### Work required
Of the lines below, report only those that contain "list".

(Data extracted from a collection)
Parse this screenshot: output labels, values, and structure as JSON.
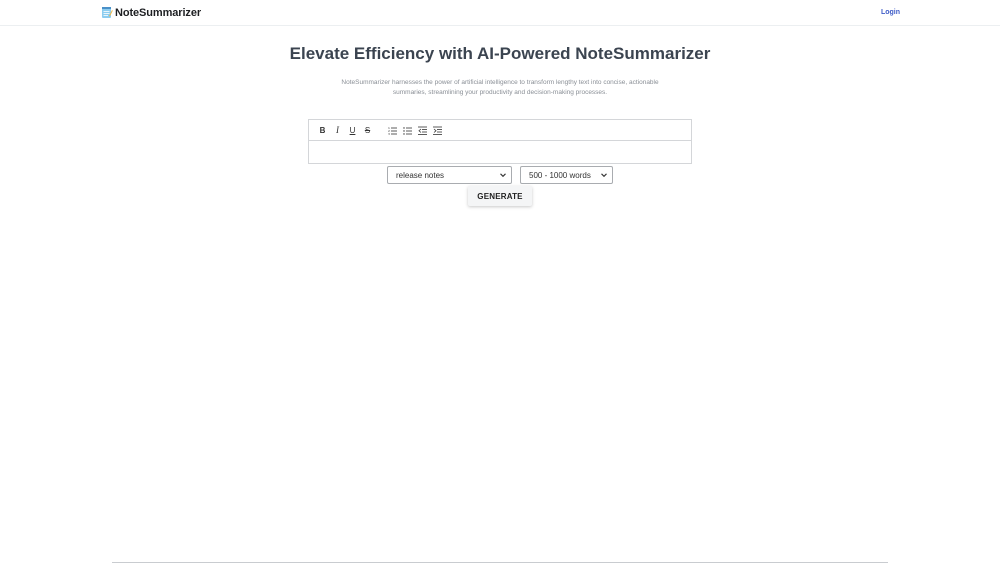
{
  "header": {
    "brand_name": "NoteSummarizer",
    "brand_icon": "notepad-icon",
    "login_label": "Login",
    "accent_color": "#3d5bc7"
  },
  "main": {
    "title": "Elevate Efficiency with AI-Powered NoteSummarizer",
    "description": "NoteSummarizer harnesses the power of artificial intelligence to transform lengthy text into concise, actionable summaries, streamlining your productivity and decision-making processes.",
    "editor": {
      "toolbar": [
        {
          "name": "bold",
          "icon": "bold-icon",
          "glyph": "B"
        },
        {
          "name": "italic",
          "icon": "italic-icon",
          "glyph": "I"
        },
        {
          "name": "underline",
          "icon": "underline-icon",
          "glyph": "U"
        },
        {
          "name": "strikethrough",
          "icon": "strikethrough-icon",
          "glyph": "S"
        },
        {
          "name": "ordered-list",
          "icon": "ordered-list-icon"
        },
        {
          "name": "bullet-list",
          "icon": "bullet-list-icon"
        },
        {
          "name": "outdent",
          "icon": "outdent-icon"
        },
        {
          "name": "indent",
          "icon": "indent-icon"
        }
      ],
      "content": ""
    },
    "note_type_select": {
      "value": "release notes"
    },
    "length_select": {
      "value": "500 - 1000 words"
    },
    "generate_label": "GENERATE"
  }
}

### Expected output
          "name": "ordered-list",
          "icon": "ordered-list-icon"
          "name": "bullet-list",
          "icon": "bullet-list-icon"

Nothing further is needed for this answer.